** Given records follows **

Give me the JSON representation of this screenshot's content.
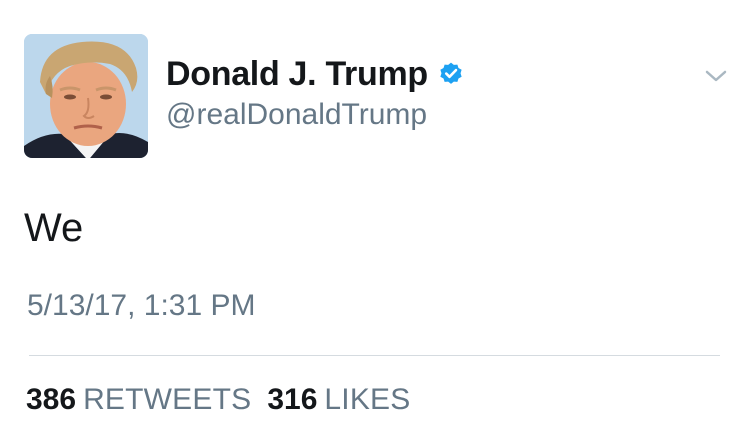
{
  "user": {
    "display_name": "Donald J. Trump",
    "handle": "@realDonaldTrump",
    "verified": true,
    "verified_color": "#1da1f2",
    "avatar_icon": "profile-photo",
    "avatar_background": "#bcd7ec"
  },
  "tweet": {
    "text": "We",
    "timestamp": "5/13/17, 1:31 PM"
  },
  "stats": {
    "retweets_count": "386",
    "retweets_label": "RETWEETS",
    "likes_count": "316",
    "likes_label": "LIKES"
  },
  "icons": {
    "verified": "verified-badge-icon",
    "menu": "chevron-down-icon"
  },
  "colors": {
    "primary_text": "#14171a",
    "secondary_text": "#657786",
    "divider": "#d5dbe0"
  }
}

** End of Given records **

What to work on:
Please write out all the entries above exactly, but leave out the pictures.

Solution to the exercise:
Give me the JSON representation of this screenshot's content.
{
  "user": {
    "display_name": "Donald J. Trump",
    "handle": "@realDonaldTrump",
    "verified": true,
    "verified_color": "#1da1f2",
    "avatar_icon": "profile-photo",
    "avatar_background": "#bcd7ec"
  },
  "tweet": {
    "text": "We",
    "timestamp": "5/13/17, 1:31 PM"
  },
  "stats": {
    "retweets_count": "386",
    "retweets_label": "RETWEETS",
    "likes_count": "316",
    "likes_label": "LIKES"
  },
  "icons": {
    "verified": "verified-badge-icon",
    "menu": "chevron-down-icon"
  },
  "colors": {
    "primary_text": "#14171a",
    "secondary_text": "#657786",
    "divider": "#d5dbe0"
  }
}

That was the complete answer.